again, wrongly imposing an additional source be estimated made it appear, but
unsurprisingly hindered the quality of the CMB estimate).
Figure 6: Estimated sources when running GMCA on our mixtures when imposing a column of A be equal to the CMB’s spectral signature
Therefore, we had high hopes for our tweaked version of GMCA, which keeps
another column of A constant (equal to the spectral signature of the SZ effect).
However, it only led us to yet another perplexing result, with the CMB decently
recovered, but the other two sources equal to what looked very much like the
dust source (similar to what we showed in Figure 5). Again, we found no
satisfying explanation for these results: while it makes sense to us that a third
source would look like noise if the algorithm failed to capture the SZ effect’s
contribution to the mixtures, we cannot fathom why the same source would
appear several times.
Nonetheless, because of this incapacity of recovering the SZ effect, even when
using its actual spectral signature, we once again tried to tweak the number of
sources we asked GMCA to recover, and launched it for only two sources.

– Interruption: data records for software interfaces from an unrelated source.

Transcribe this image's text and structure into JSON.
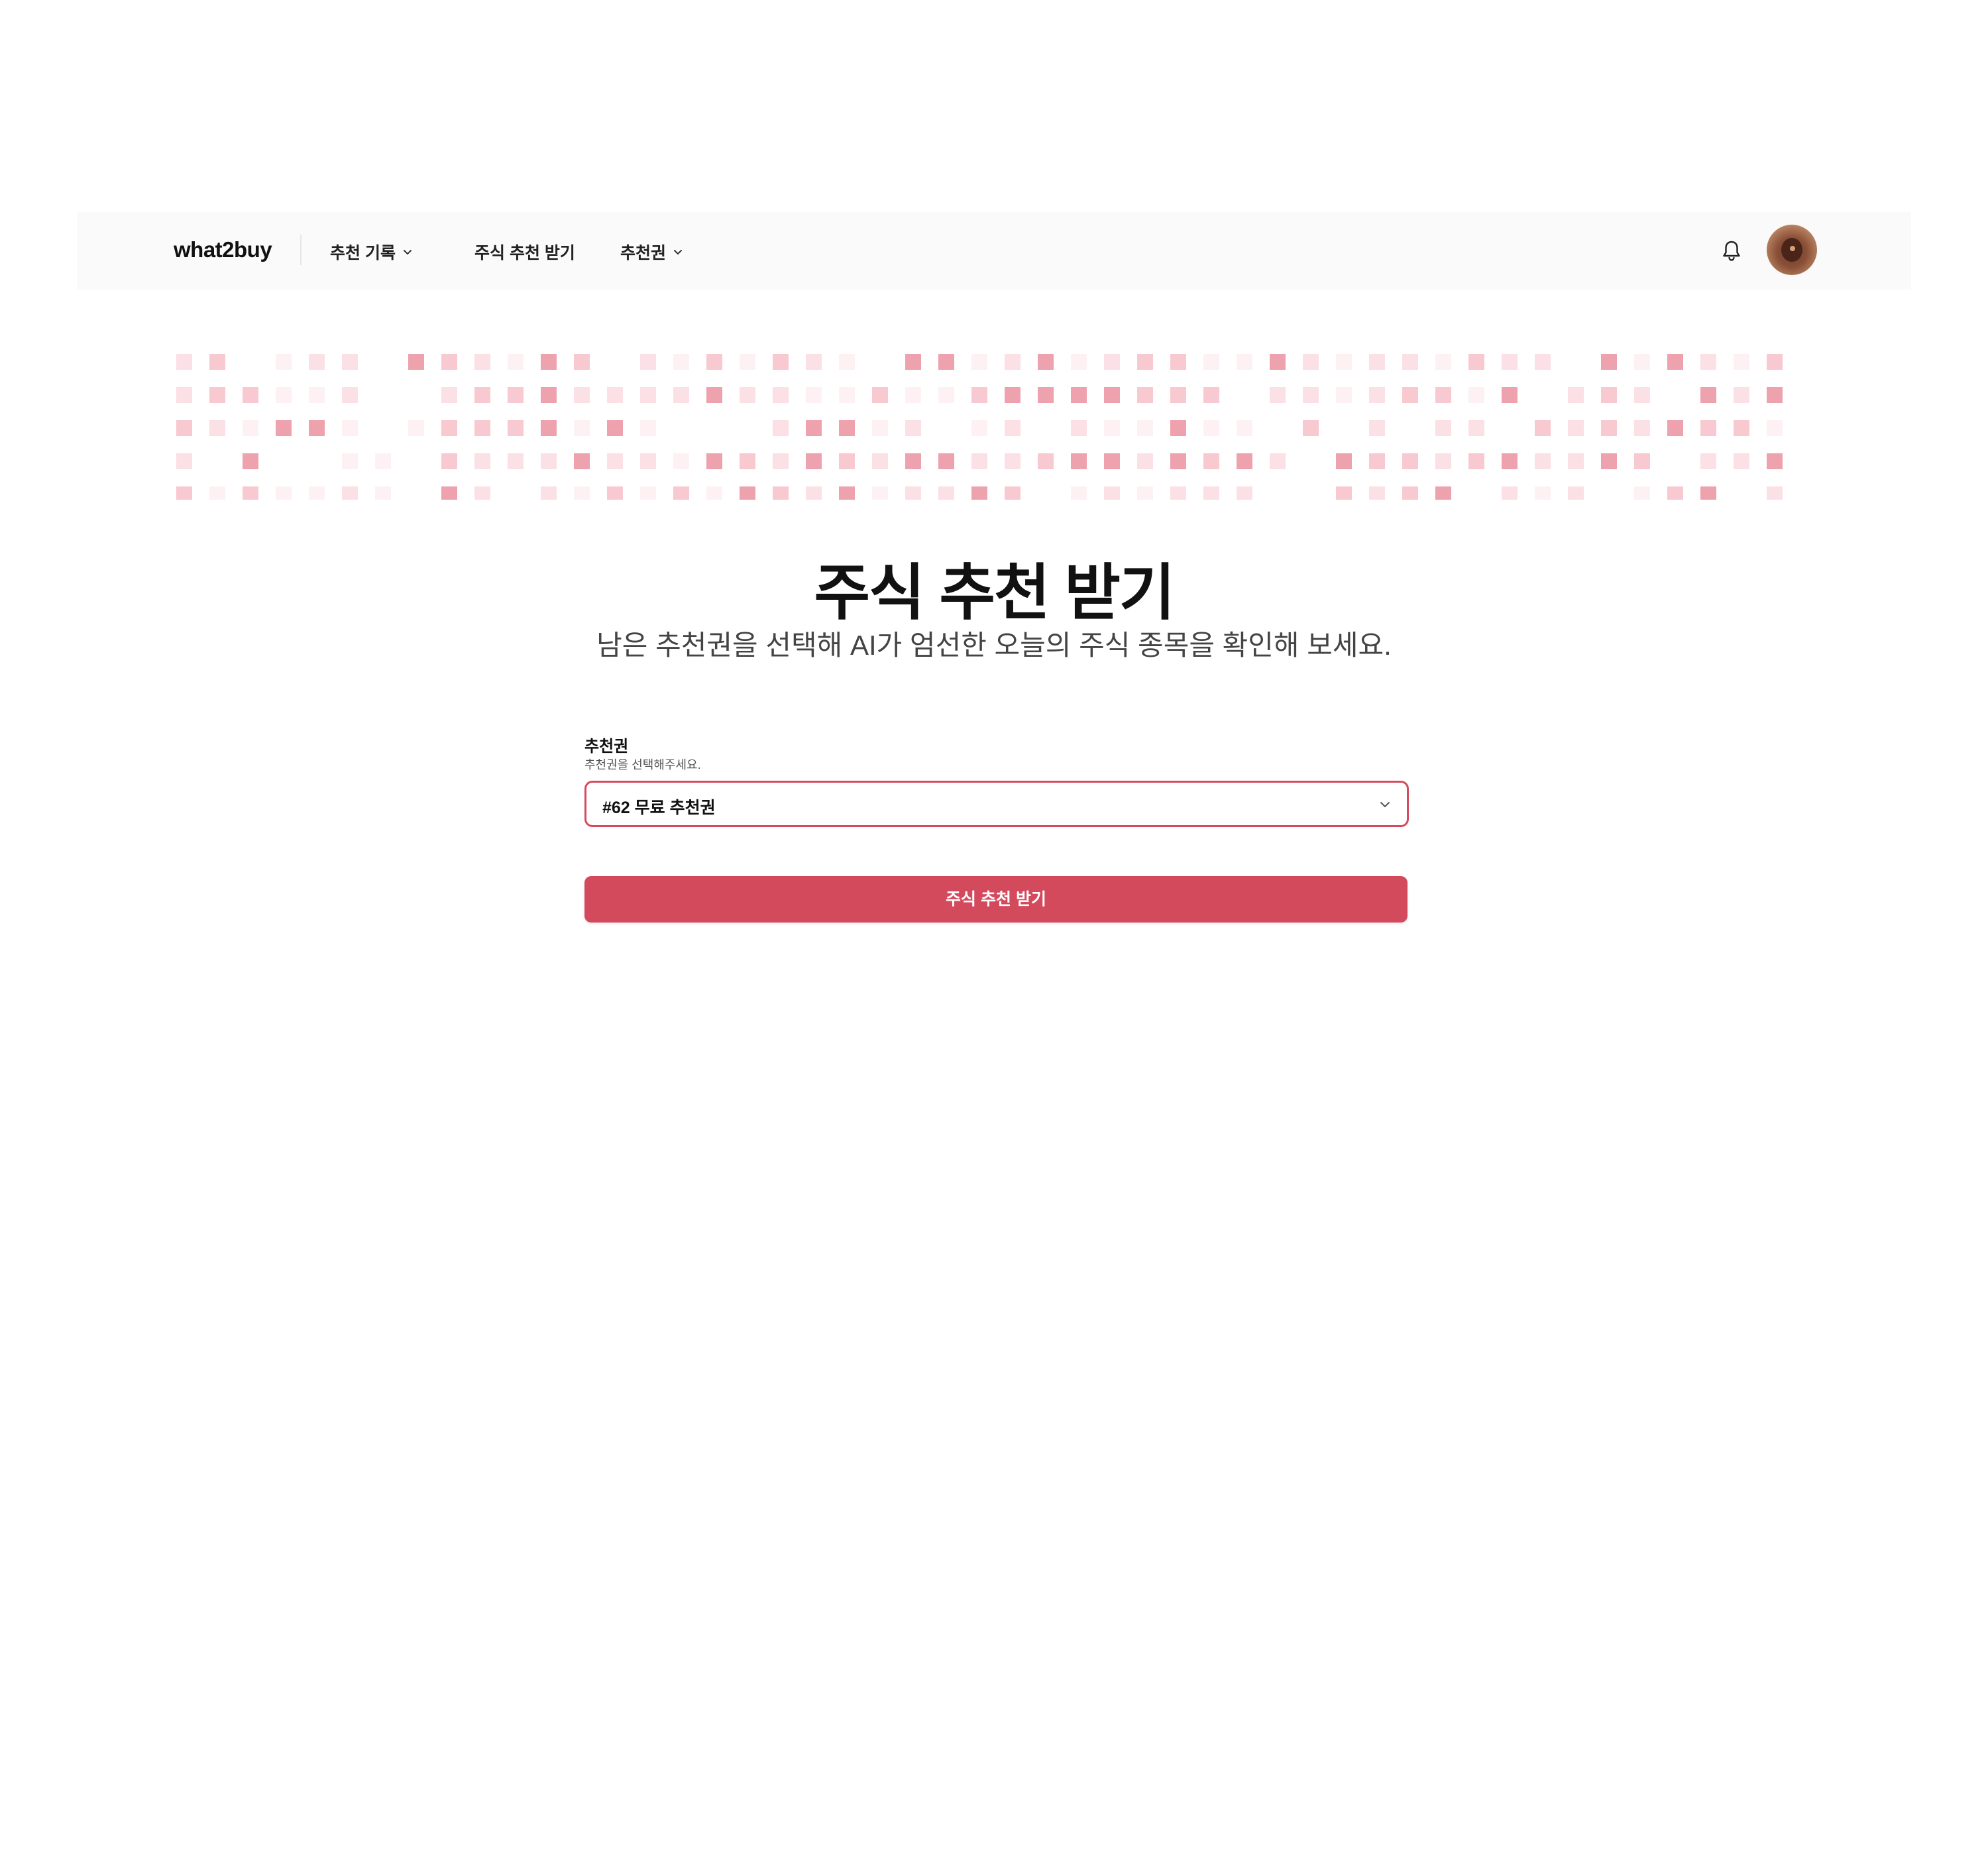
{
  "app": {
    "name": "what2buy"
  },
  "nav": {
    "items": [
      {
        "label": "추천 기록",
        "has_dropdown": true
      },
      {
        "label": "주식 추천 받기",
        "has_dropdown": false
      },
      {
        "label": "추천권",
        "has_dropdown": true
      }
    ],
    "icons": {
      "notifications": "bell-icon",
      "profile": "user-avatar"
    }
  },
  "hero": {
    "title": "주식 추천 받기",
    "subtitle": "남은 추천권을 선택해 AI가 엄선한 오늘의 주식 종목을 확인해 보세요."
  },
  "form": {
    "ticket_label": "추천권",
    "ticket_help": "추천권을 선택해주세요.",
    "ticket_selected": "#62 무료 추천권",
    "submit_label": "주식 추천 받기"
  },
  "colors": {
    "accent": "#d44a5d",
    "pattern_light": "#fde7ea",
    "pattern_mid": "#f8c9d0",
    "pattern_dark": "#eea2ad"
  }
}
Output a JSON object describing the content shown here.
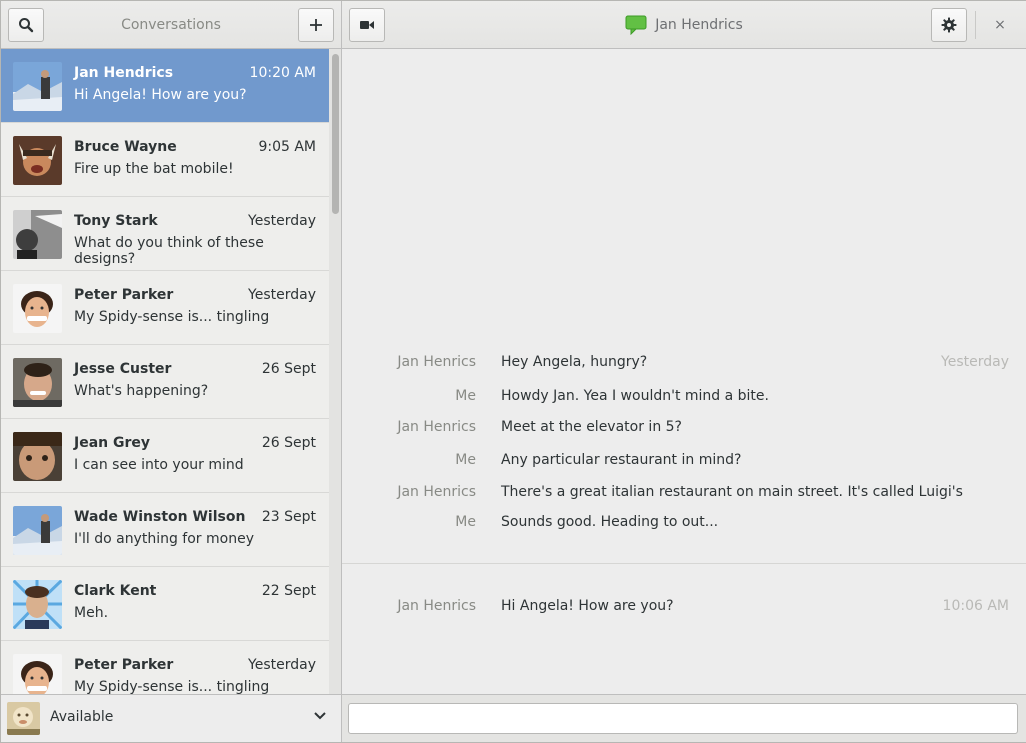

Our
1 Since visual inspection of the estimated CMB seemed of a similar quality for several
different methods, eg. ICA and GMCA with only one column of A constrained, we compared
them by plotting the residuals between the input and the estimated CMB. See Figure 7, or
the accompanying notebook, for examples.